Arizona Supreme Court holds that a party challenging a ballot initiative can challenge the number of signatures using both an “actual count” method and a “projected count” method, even if that results in double-counting of disqualified signatures.
A ballot initiative opponent filed a lawsuit against the state Secretary of State, arguing that the political action committee supporting the ballot initiative did not obtain the requisite number of signatures for the measure to qualify for the ballot. The trial court started with the total number of signatures obtained, and then subtracted signatures from two categories. First, it subtracted signatures that the parties stipulated were invalid under the legal requirements for signatures (“actual count”). Then, it also calculated an “invalidity rate” based on a random sampling from the county recorder’s numbers, and applied that rate to subtract an additional number of signatures (“projected count” method). After subtracting signatures from both categories, the trial court held that the ballot initiative did not qualify. The Secretary and committee appealed that decision to the Arizona Supreme Court, arguing that the trial court incorrectly subtracted signatures from both categories.
The Arizona Supreme Court affirmed the trial court, holding that subtracting signatures using both methods complied with the underlying statutes. The court reasoned that the statutes governing ballot initiatives did not expressly require a challenger to elect one method over another, and so it declined to read one into the law.

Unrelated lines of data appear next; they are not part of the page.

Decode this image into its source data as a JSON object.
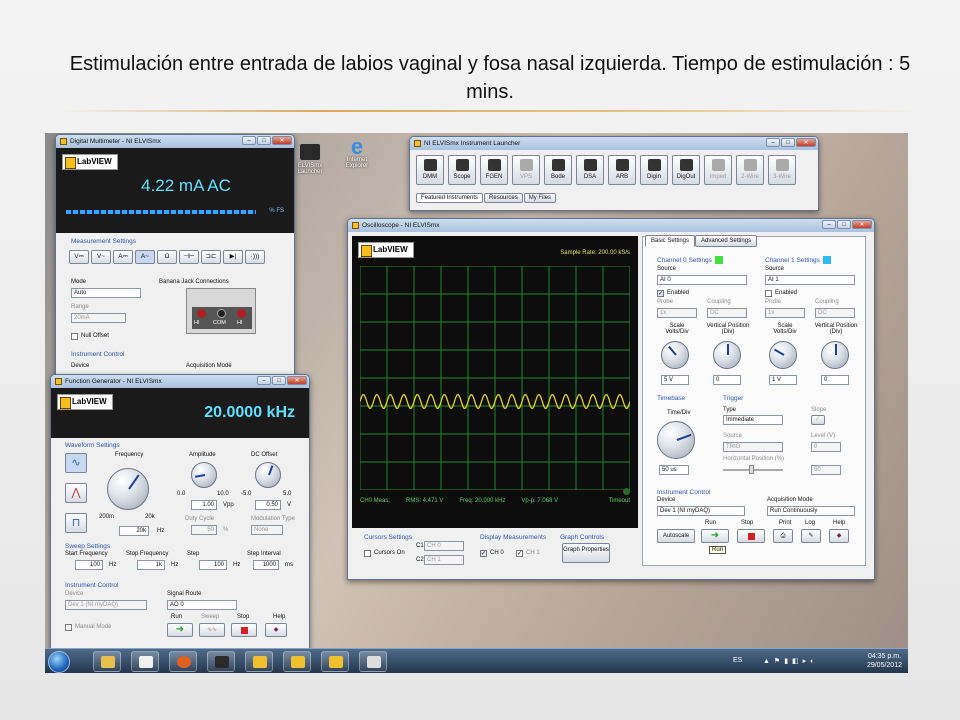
{
  "slide": {
    "title": "Estimulación entre entrada de labios vaginal y fosa nasal izquierda. Tiempo de estimulación : 5 mins."
  },
  "desktop": {
    "icons": [
      {
        "label": "ELVISmx Launcher",
        "icon": "elvis-icon"
      },
      {
        "label": "Internet Explorer",
        "icon": "ie-icon"
      }
    ]
  },
  "dmm": {
    "title": "Digital Multimeter - NI ELVISmx",
    "brand": "LabVIEW",
    "reading": "4.22 mA AC",
    "scale_label": "% FS",
    "measurement_settings": "Measurement Settings",
    "mode_label": "Mode",
    "mode_value": "Auto",
    "range_label": "Range",
    "range_value": "20mA",
    "null_offset": "Null Offset",
    "banana_label": "Banana Jack Connections",
    "jacks": [
      "HI",
      "COM",
      "HI"
    ],
    "instrument_control": "Instrument Control",
    "device_label": "Device",
    "acq_label": "Acquisition Mode",
    "buttons": [
      "V⎓",
      "V~",
      "A⎓",
      "A~",
      "Ω",
      "⊣⊢",
      "⊐⊏",
      "▶|",
      "·)))"
    ]
  },
  "launcher": {
    "title": "NI ELVISmx Instrument Launcher",
    "tools": [
      "DMM",
      "Scope",
      "FGEN",
      "VPS",
      "Bode",
      "DSA",
      "ARB",
      "DigIn",
      "DigOut",
      "Imped",
      "2-Wire",
      "3-Wire"
    ],
    "tabs": [
      "Featured Instruments",
      "Resources",
      "My Files"
    ]
  },
  "fgen": {
    "title": "Function Generator - NI ELVISmx",
    "brand": "LabVIEW",
    "frequency_display": "20.0000 kHz",
    "waveform_settings": "Waveform Settings",
    "frequency_label": "Frequency",
    "amplitude_label": "Amplitude",
    "dc_offset_label": "DC Offset",
    "amp_min": "0.0",
    "amp_max": "10.0",
    "dc_min": "-5.0",
    "dc_max": "5.0",
    "freq_min": "200m",
    "freq_max": "20k",
    "freq_value": "20k",
    "freq_unit": "Hz",
    "amp_value": "1.00",
    "amp_unit": "Vpp",
    "dc_value": "0.50",
    "dc_unit": "V",
    "duty_label": "Duty Cycle",
    "duty_value": "50",
    "duty_unit": "%",
    "mod_label": "Modulation Type",
    "mod_value": "None",
    "sweep_settings": "Sweep Settings",
    "start_freq_label": "Start Frequency",
    "start_freq_value": "100",
    "stop_freq_label": "Stop Frequency",
    "stop_freq_value": "1k",
    "step_label": "Step",
    "step_value": "100",
    "step_int_label": "Step Interval",
    "step_int_value": "1000",
    "step_int_unit": "ms",
    "hz": "Hz",
    "instrument_control": "Instrument Control",
    "device_label": "Device",
    "device_value": "Dev 1 (NI myDAQ)",
    "signal_route_label": "Signal Route",
    "signal_route_value": "AO 0",
    "manual_mode": "Manual Mode",
    "run": "Run",
    "sweep": "Sweep",
    "stop": "Stop",
    "help": "Help"
  },
  "scope": {
    "title": "Oscilloscope - NI ELVISmx",
    "brand": "LabVIEW",
    "sample_rate": "Sample Rate:  200.00 kS/s",
    "meas_label": "CH0 Meas:",
    "rms": "RMS:  4.471 V",
    "freq": "Freq:  20.000 kHz",
    "vpp": "Vp-p:  7.068 V",
    "timeout": "Timeout",
    "wave_color": "#e6d020",
    "grid_color": "#1f8a2a",
    "cursors_settings": "Cursors Settings",
    "cursors_on": "Cursors On",
    "c1": "C1",
    "c2": "C2",
    "c1_value": "CH 0",
    "c2_value": "CH 1",
    "display_measurements": "Display Measurements",
    "ch0": "CH 0",
    "ch1": "CH 1",
    "graph_controls": "Graph Controls",
    "graph_properties": "Graph Properties",
    "tabs": [
      "Basic Settings",
      "Advanced Settings"
    ],
    "ch0_settings": "Channel 0 Settings",
    "ch1_settings": "Channel 1 Settings",
    "source_label": "Source",
    "ch0_source": "AI 0",
    "ch1_source": "AI 1",
    "enabled": "Enabled",
    "probe_label": "Probe",
    "coupling_label": "Coupling",
    "probe_value": "1x",
    "coupling_value": "DC",
    "scale_label": "Scale Volts/Div",
    "vpos_label": "Vertical Position (Div)",
    "ch0_scale": "5 V",
    "ch0_pos": "0",
    "ch1_scale": "1 V",
    "ch1_pos": "0",
    "timebase": "Timebase",
    "time_div": "Time/Div",
    "time_value": "50 us",
    "trigger": "Trigger",
    "type_label": "Type",
    "type_value": "Immediate",
    "slope_label": "Slope",
    "trig_source_label": "Source",
    "trig_source_value": "TRIG",
    "level_label": "Level (V)",
    "level_value": "0",
    "hpos_label": "Horizontal Position (%)",
    "hpos_value": "50",
    "instrument_control": "Instrument Control",
    "device_label": "Device",
    "device_value": "Dev 1 (NI myDAQ)",
    "acq_label": "Acquisition Mode",
    "acq_value": "Run Continuously",
    "autoscale": "Autoscale",
    "run": "Run",
    "stop": "Stop",
    "print": "Print",
    "log": "Log",
    "help": "Help",
    "tooltip": "Run"
  },
  "taskbar": {
    "lang": "ES",
    "time": "04:35 p.m.",
    "date": "29/05/2012"
  }
}
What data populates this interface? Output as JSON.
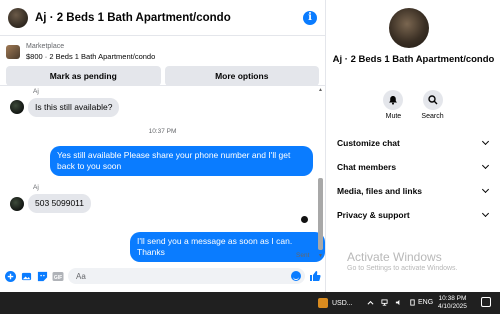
{
  "header": {
    "title": "Aj · 2 Beds 1 Bath Apartment/condo"
  },
  "listing": {
    "source": "Marketplace",
    "item": "$800 · 2 Beds 1 Bath Apartment/condo"
  },
  "actions": {
    "mark_pending": "Mark as pending",
    "more_options": "More options"
  },
  "messages": {
    "sender1": "Aj",
    "msg1": "Is this still available?",
    "time1": "10:37 PM",
    "out1": "Yes still available Please share your phone number and I'll get back to you soon",
    "sender2": "Aj",
    "msg2": "503 5099011",
    "out2": "I'll send you a message as soon as I can. Thanks",
    "status": "Sent"
  },
  "composer": {
    "placeholder": "Aa"
  },
  "info_panel": {
    "name": "Aj · 2 Beds 1 Bath Apartment/condo",
    "mute_label": "Mute",
    "search_label": "Search",
    "menu": [
      {
        "label": "Customize chat"
      },
      {
        "label": "Chat members"
      },
      {
        "label": "Media, files and links"
      },
      {
        "label": "Privacy & support"
      }
    ]
  },
  "watermark": {
    "title": "Activate Windows",
    "subtitle": "Go to Settings to activate Windows."
  },
  "taskbar": {
    "widget": "USD...",
    "language": "ENG",
    "time": "10:38 PM",
    "date": "4/10/2025"
  },
  "colors": {
    "accent": "#0a7cff",
    "bubble_in": "#e4e6eb",
    "taskbar": "#202020"
  }
}
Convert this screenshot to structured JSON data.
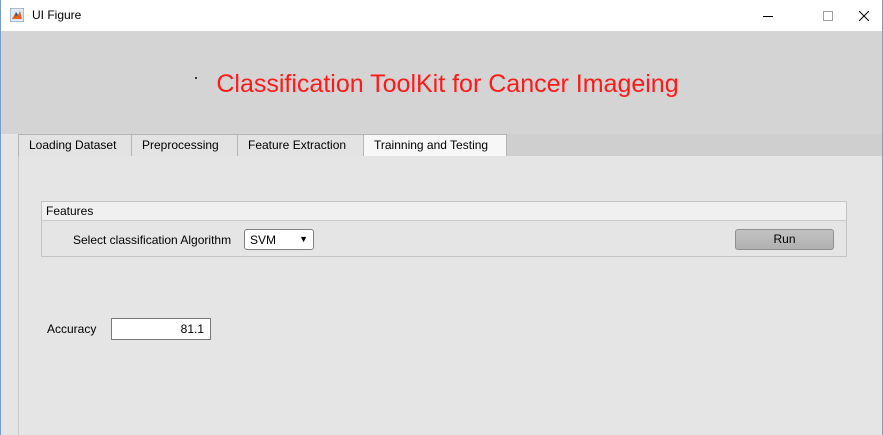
{
  "window": {
    "title": "UI Figure",
    "icon": "matlab-icon",
    "controls": {
      "minimize_icon": "minimize-icon",
      "maximize_icon": "maximize-icon",
      "close_icon": "close-icon"
    }
  },
  "header": {
    "title": "Classification ToolKit for Cancer Imageing",
    "title_color": "#ff1a1a"
  },
  "tabs": [
    {
      "label": "Loading Dataset",
      "selected": false
    },
    {
      "label": "Preprocessing",
      "selected": false
    },
    {
      "label": "Feature Extraction",
      "selected": false
    },
    {
      "label": "Trainning and Testing",
      "selected": true
    }
  ],
  "features_panel": {
    "title": "Features",
    "algorithm_label": "Select classification Algorithm",
    "algorithm_selected": "SVM",
    "run_label": "Run"
  },
  "accuracy": {
    "label": "Accuracy",
    "value": "81.1"
  }
}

The court acknowledged that this method of determining the invalid signatures “seems to permit ‘double counting’ or invalid signatures,” however, the court reasoned that “such deduction appears clearly mandated by statute.”
Justice Montgomery authored the opinion for the court; Justice Timmer filed an opinion dissenting in part.
Disclosure: Osborn Maledon attorneys participated in this case.
Posted by: John Bullock